WHAT THE TASK REQUIRES: Search the entries for the word "Rank" and copy each line that has it.

TASK MATERIAL:

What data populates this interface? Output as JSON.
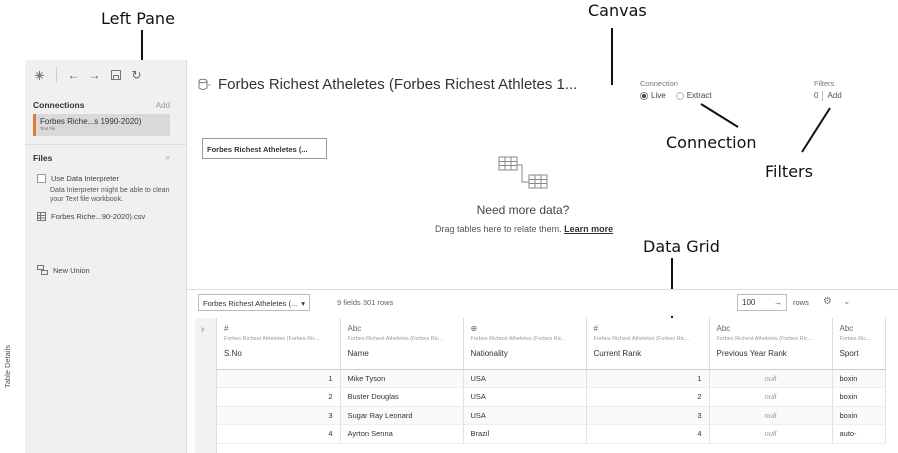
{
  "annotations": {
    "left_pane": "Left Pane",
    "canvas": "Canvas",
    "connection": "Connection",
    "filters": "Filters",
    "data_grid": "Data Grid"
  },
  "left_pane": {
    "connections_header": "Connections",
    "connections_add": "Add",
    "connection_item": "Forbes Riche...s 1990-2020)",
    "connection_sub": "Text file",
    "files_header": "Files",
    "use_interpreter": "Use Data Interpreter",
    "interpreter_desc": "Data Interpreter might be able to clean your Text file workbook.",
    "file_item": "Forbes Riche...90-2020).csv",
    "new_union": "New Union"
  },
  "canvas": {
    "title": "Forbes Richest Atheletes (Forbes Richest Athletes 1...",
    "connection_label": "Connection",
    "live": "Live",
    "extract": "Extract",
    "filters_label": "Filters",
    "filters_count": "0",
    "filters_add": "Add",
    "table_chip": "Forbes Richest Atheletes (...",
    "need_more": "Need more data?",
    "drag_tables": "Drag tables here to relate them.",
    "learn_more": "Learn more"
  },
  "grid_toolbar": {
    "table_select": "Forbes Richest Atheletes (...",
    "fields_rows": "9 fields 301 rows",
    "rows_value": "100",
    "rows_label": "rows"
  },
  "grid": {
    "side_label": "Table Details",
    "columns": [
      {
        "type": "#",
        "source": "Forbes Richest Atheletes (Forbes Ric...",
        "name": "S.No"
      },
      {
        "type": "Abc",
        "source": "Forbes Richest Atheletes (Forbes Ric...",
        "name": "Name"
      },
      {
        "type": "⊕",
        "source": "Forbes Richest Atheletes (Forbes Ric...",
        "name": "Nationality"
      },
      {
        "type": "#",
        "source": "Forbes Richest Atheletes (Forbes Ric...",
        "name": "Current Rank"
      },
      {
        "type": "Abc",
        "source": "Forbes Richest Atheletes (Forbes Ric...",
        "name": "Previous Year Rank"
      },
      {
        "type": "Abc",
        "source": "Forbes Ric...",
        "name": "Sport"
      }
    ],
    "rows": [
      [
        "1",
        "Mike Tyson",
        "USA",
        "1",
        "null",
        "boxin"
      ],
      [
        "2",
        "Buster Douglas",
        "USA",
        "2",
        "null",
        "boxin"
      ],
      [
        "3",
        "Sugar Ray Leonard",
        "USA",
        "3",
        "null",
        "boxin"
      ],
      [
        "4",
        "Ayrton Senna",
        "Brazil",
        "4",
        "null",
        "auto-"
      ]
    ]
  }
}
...
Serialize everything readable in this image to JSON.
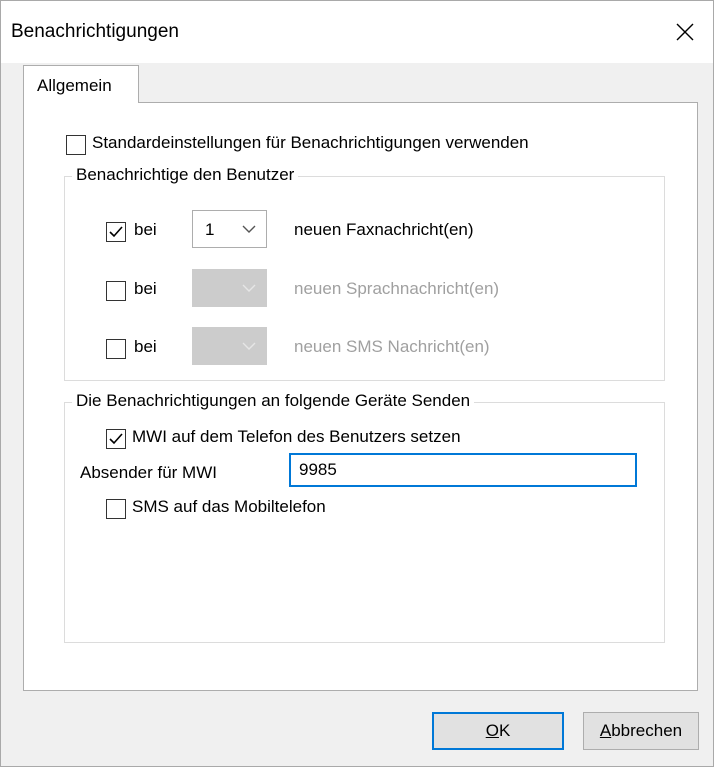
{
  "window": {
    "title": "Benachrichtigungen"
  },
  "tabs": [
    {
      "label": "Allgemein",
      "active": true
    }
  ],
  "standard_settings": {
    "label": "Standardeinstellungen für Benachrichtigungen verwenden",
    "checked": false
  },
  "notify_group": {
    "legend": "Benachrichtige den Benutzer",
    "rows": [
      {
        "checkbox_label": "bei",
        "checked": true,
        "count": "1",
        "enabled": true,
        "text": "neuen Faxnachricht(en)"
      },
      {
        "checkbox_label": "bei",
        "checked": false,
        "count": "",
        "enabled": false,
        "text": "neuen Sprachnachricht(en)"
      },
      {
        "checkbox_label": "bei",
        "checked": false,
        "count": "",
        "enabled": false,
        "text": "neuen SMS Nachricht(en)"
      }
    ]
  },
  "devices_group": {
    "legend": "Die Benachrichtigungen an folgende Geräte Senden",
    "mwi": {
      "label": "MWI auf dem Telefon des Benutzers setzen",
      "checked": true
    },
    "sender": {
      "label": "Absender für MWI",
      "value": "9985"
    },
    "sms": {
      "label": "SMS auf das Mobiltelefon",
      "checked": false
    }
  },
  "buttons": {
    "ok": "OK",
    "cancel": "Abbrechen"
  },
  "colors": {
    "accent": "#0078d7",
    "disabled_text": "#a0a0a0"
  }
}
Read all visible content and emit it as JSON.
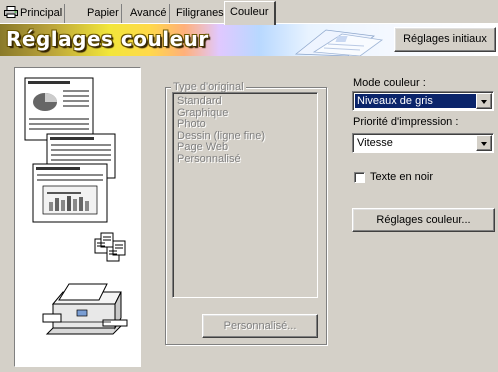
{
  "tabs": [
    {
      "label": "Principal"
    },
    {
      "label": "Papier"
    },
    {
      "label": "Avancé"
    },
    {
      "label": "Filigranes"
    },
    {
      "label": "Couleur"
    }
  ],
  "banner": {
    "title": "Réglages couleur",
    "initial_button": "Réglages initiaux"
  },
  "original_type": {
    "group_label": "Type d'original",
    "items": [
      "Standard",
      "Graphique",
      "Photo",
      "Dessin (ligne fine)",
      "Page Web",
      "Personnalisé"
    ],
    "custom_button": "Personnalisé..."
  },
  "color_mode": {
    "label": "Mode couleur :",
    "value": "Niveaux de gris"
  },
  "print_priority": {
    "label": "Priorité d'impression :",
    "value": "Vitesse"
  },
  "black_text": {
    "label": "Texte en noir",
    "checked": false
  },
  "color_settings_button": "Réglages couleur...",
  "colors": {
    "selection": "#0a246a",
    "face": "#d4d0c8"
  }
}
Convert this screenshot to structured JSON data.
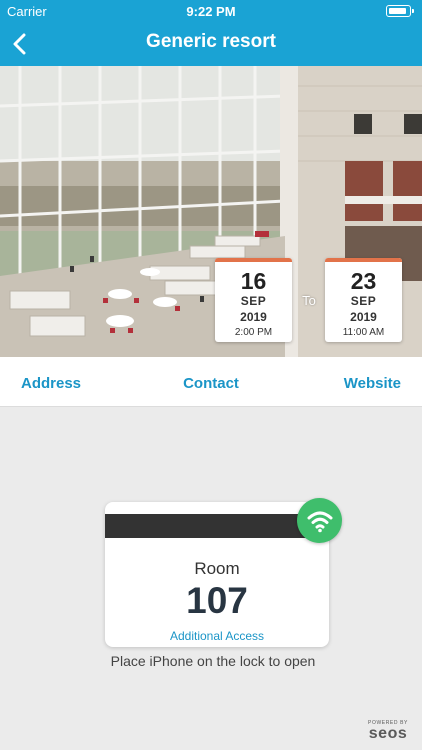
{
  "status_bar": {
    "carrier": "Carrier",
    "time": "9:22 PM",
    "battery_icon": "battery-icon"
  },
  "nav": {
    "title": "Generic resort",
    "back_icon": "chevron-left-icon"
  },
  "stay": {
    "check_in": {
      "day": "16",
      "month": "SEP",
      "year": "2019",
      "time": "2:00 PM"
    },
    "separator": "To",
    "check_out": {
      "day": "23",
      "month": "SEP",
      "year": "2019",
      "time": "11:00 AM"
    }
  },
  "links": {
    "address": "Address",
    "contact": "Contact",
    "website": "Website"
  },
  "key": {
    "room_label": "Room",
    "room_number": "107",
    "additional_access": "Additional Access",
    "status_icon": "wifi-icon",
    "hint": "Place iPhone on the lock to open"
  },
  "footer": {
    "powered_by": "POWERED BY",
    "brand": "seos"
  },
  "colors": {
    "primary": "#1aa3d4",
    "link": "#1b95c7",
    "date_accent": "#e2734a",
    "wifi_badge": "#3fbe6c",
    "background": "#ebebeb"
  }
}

ANSWER TO THE PROBLEM:
        "name": "Current Rank"
        "name": "Previous Year Rank"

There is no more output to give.